◆ Page and application data records ◆
☆ ☆ ☆ ☆ ☆ ☆ ☆
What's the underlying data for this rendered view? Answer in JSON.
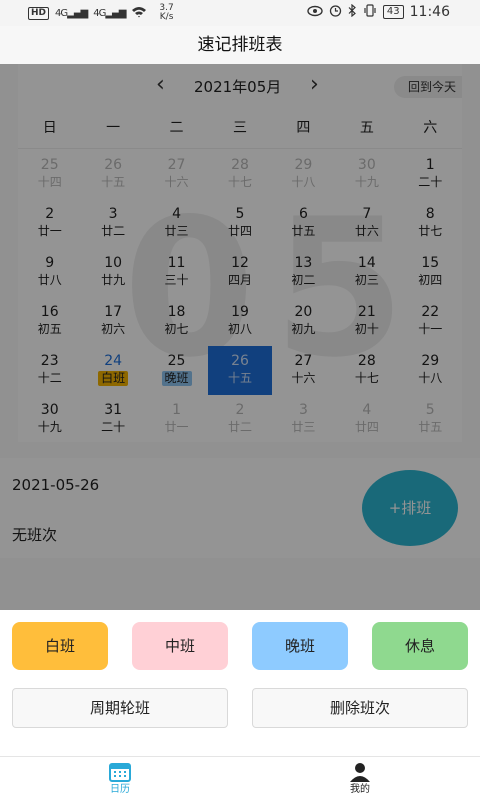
{
  "status_bar": {
    "hd": "HD",
    "signal1": "4G",
    "signal2": "4G",
    "speed_value": "3.7",
    "speed_unit": "K/s",
    "battery": "43",
    "time": "11:46"
  },
  "app_title": "速记排班表",
  "calendar": {
    "month_label": "2021年05月",
    "today_button": "回到今天",
    "big_month": "05",
    "weekdays": [
      "日",
      "一",
      "二",
      "三",
      "四",
      "五",
      "六"
    ],
    "days": [
      {
        "num": "25",
        "lunar": "十四",
        "state": "other"
      },
      {
        "num": "26",
        "lunar": "十五",
        "state": "other"
      },
      {
        "num": "27",
        "lunar": "十六",
        "state": "other"
      },
      {
        "num": "28",
        "lunar": "十七",
        "state": "other"
      },
      {
        "num": "29",
        "lunar": "十八",
        "state": "other"
      },
      {
        "num": "30",
        "lunar": "十九",
        "state": "other"
      },
      {
        "num": "1",
        "lunar": "二十",
        "state": "normal"
      },
      {
        "num": "2",
        "lunar": "廿一",
        "state": "normal"
      },
      {
        "num": "3",
        "lunar": "廿二",
        "state": "normal"
      },
      {
        "num": "4",
        "lunar": "廿三",
        "state": "normal"
      },
      {
        "num": "5",
        "lunar": "廿四",
        "state": "normal"
      },
      {
        "num": "6",
        "lunar": "廿五",
        "state": "normal"
      },
      {
        "num": "7",
        "lunar": "廿六",
        "state": "normal"
      },
      {
        "num": "8",
        "lunar": "廿七",
        "state": "normal"
      },
      {
        "num": "9",
        "lunar": "廿八",
        "state": "normal"
      },
      {
        "num": "10",
        "lunar": "廿九",
        "state": "normal"
      },
      {
        "num": "11",
        "lunar": "三十",
        "state": "normal"
      },
      {
        "num": "12",
        "lunar": "四月",
        "state": "normal"
      },
      {
        "num": "13",
        "lunar": "初二",
        "state": "normal"
      },
      {
        "num": "14",
        "lunar": "初三",
        "state": "normal"
      },
      {
        "num": "15",
        "lunar": "初四",
        "state": "normal"
      },
      {
        "num": "16",
        "lunar": "初五",
        "state": "normal"
      },
      {
        "num": "17",
        "lunar": "初六",
        "state": "normal"
      },
      {
        "num": "18",
        "lunar": "初七",
        "state": "normal"
      },
      {
        "num": "19",
        "lunar": "初八",
        "state": "normal"
      },
      {
        "num": "20",
        "lunar": "初九",
        "state": "normal"
      },
      {
        "num": "21",
        "lunar": "初十",
        "state": "normal"
      },
      {
        "num": "22",
        "lunar": "十一",
        "state": "normal"
      },
      {
        "num": "23",
        "lunar": "十二",
        "state": "normal"
      },
      {
        "num": "24",
        "lunar": "白班",
        "state": "today",
        "tag_color": "#f5b400"
      },
      {
        "num": "25",
        "lunar": "晚班",
        "state": "normal",
        "tag_color": "#8ec5f2"
      },
      {
        "num": "26",
        "lunar": "十五",
        "state": "selected"
      },
      {
        "num": "27",
        "lunar": "十六",
        "state": "normal"
      },
      {
        "num": "28",
        "lunar": "十七",
        "state": "normal"
      },
      {
        "num": "29",
        "lunar": "十八",
        "state": "normal"
      },
      {
        "num": "30",
        "lunar": "十九",
        "state": "normal"
      },
      {
        "num": "31",
        "lunar": "二十",
        "state": "normal"
      },
      {
        "num": "1",
        "lunar": "廿一",
        "state": "other"
      },
      {
        "num": "2",
        "lunar": "廿二",
        "state": "other"
      },
      {
        "num": "3",
        "lunar": "廿三",
        "state": "other"
      },
      {
        "num": "4",
        "lunar": "廿四",
        "state": "other"
      },
      {
        "num": "5",
        "lunar": "廿五",
        "state": "other"
      }
    ]
  },
  "info": {
    "date": "2021-05-26",
    "status": "无班次",
    "add_button": "+排班"
  },
  "sheet": {
    "shifts": [
      {
        "label": "白班",
        "color": "#ffbe3b"
      },
      {
        "label": "中班",
        "color": "#ffd0d6"
      },
      {
        "label": "晚班",
        "color": "#8ecbff"
      },
      {
        "label": "休息",
        "color": "#8fd98f"
      }
    ],
    "cycle_button": "周期轮班",
    "delete_button": "删除班次"
  },
  "tabbar": {
    "calendar_label": "日历",
    "mine_label": "我的",
    "active_color": "#29a9d8"
  }
}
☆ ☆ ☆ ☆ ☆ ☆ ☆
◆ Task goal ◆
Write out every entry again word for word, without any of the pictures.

◆ Finished exercise ◆
What's the underlying data for this rendered view? Answer in JSON.
{
  "status_bar": {
    "hd": "HD",
    "signal1": "4G",
    "signal2": "4G",
    "speed_value": "3.7",
    "speed_unit": "K/s",
    "battery": "43",
    "time": "11:46"
  },
  "app_title": "速记排班表",
  "calendar": {
    "month_label": "2021年05月",
    "today_button": "回到今天",
    "big_month": "05",
    "weekdays": [
      "日",
      "一",
      "二",
      "三",
      "四",
      "五",
      "六"
    ],
    "days": [
      {
        "num": "25",
        "lunar": "十四",
        "state": "other"
      },
      {
        "num": "26",
        "lunar": "十五",
        "state": "other"
      },
      {
        "num": "27",
        "lunar": "十六",
        "state": "other"
      },
      {
        "num": "28",
        "lunar": "十七",
        "state": "other"
      },
      {
        "num": "29",
        "lunar": "十八",
        "state": "other"
      },
      {
        "num": "30",
        "lunar": "十九",
        "state": "other"
      },
      {
        "num": "1",
        "lunar": "二十",
        "state": "normal"
      },
      {
        "num": "2",
        "lunar": "廿一",
        "state": "normal"
      },
      {
        "num": "3",
        "lunar": "廿二",
        "state": "normal"
      },
      {
        "num": "4",
        "lunar": "廿三",
        "state": "normal"
      },
      {
        "num": "5",
        "lunar": "廿四",
        "state": "normal"
      },
      {
        "num": "6",
        "lunar": "廿五",
        "state": "normal"
      },
      {
        "num": "7",
        "lunar": "廿六",
        "state": "normal"
      },
      {
        "num": "8",
        "lunar": "廿七",
        "state": "normal"
      },
      {
        "num": "9",
        "lunar": "廿八",
        "state": "normal"
      },
      {
        "num": "10",
        "lunar": "廿九",
        "state": "normal"
      },
      {
        "num": "11",
        "lunar": "三十",
        "state": "normal"
      },
      {
        "num": "12",
        "lunar": "四月",
        "state": "normal"
      },
      {
        "num": "13",
        "lunar": "初二",
        "state": "normal"
      },
      {
        "num": "14",
        "lunar": "初三",
        "state": "normal"
      },
      {
        "num": "15",
        "lunar": "初四",
        "state": "normal"
      },
      {
        "num": "16",
        "lunar": "初五",
        "state": "normal"
      },
      {
        "num": "17",
        "lunar": "初六",
        "state": "normal"
      },
      {
        "num": "18",
        "lunar": "初七",
        "state": "normal"
      },
      {
        "num": "19",
        "lunar": "初八",
        "state": "normal"
      },
      {
        "num": "20",
        "lunar": "初九",
        "state": "normal"
      },
      {
        "num": "21",
        "lunar": "初十",
        "state": "normal"
      },
      {
        "num": "22",
        "lunar": "十一",
        "state": "normal"
      },
      {
        "num": "23",
        "lunar": "十二",
        "state": "normal"
      },
      {
        "num": "24",
        "lunar": "白班",
        "state": "today",
        "tag_color": "#f5b400"
      },
      {
        "num": "25",
        "lunar": "晚班",
        "state": "normal",
        "tag_color": "#8ec5f2"
      },
      {
        "num": "26",
        "lunar": "十五",
        "state": "selected"
      },
      {
        "num": "27",
        "lunar": "十六",
        "state": "normal"
      },
      {
        "num": "28",
        "lunar": "十七",
        "state": "normal"
      },
      {
        "num": "29",
        "lunar": "十八",
        "state": "normal"
      },
      {
        "num": "30",
        "lunar": "十九",
        "state": "normal"
      },
      {
        "num": "31",
        "lunar": "二十",
        "state": "normal"
      },
      {
        "num": "1",
        "lunar": "廿一",
        "state": "other"
      },
      {
        "num": "2",
        "lunar": "廿二",
        "state": "other"
      },
      {
        "num": "3",
        "lunar": "廿三",
        "state": "other"
      },
      {
        "num": "4",
        "lunar": "廿四",
        "state": "other"
      },
      {
        "num": "5",
        "lunar": "廿五",
        "state": "other"
      }
    ]
  },
  "info": {
    "date": "2021-05-26",
    "status": "无班次",
    "add_button": "+排班"
  },
  "sheet": {
    "shifts": [
      {
        "label": "白班",
        "color": "#ffbe3b"
      },
      {
        "label": "中班",
        "color": "#ffd0d6"
      },
      {
        "label": "晚班",
        "color": "#8ecbff"
      },
      {
        "label": "休息",
        "color": "#8fd98f"
      }
    ],
    "cycle_button": "周期轮班",
    "delete_button": "删除班次"
  },
  "tabbar": {
    "calendar_label": "日历",
    "mine_label": "我的",
    "active_color": "#29a9d8"
  }
}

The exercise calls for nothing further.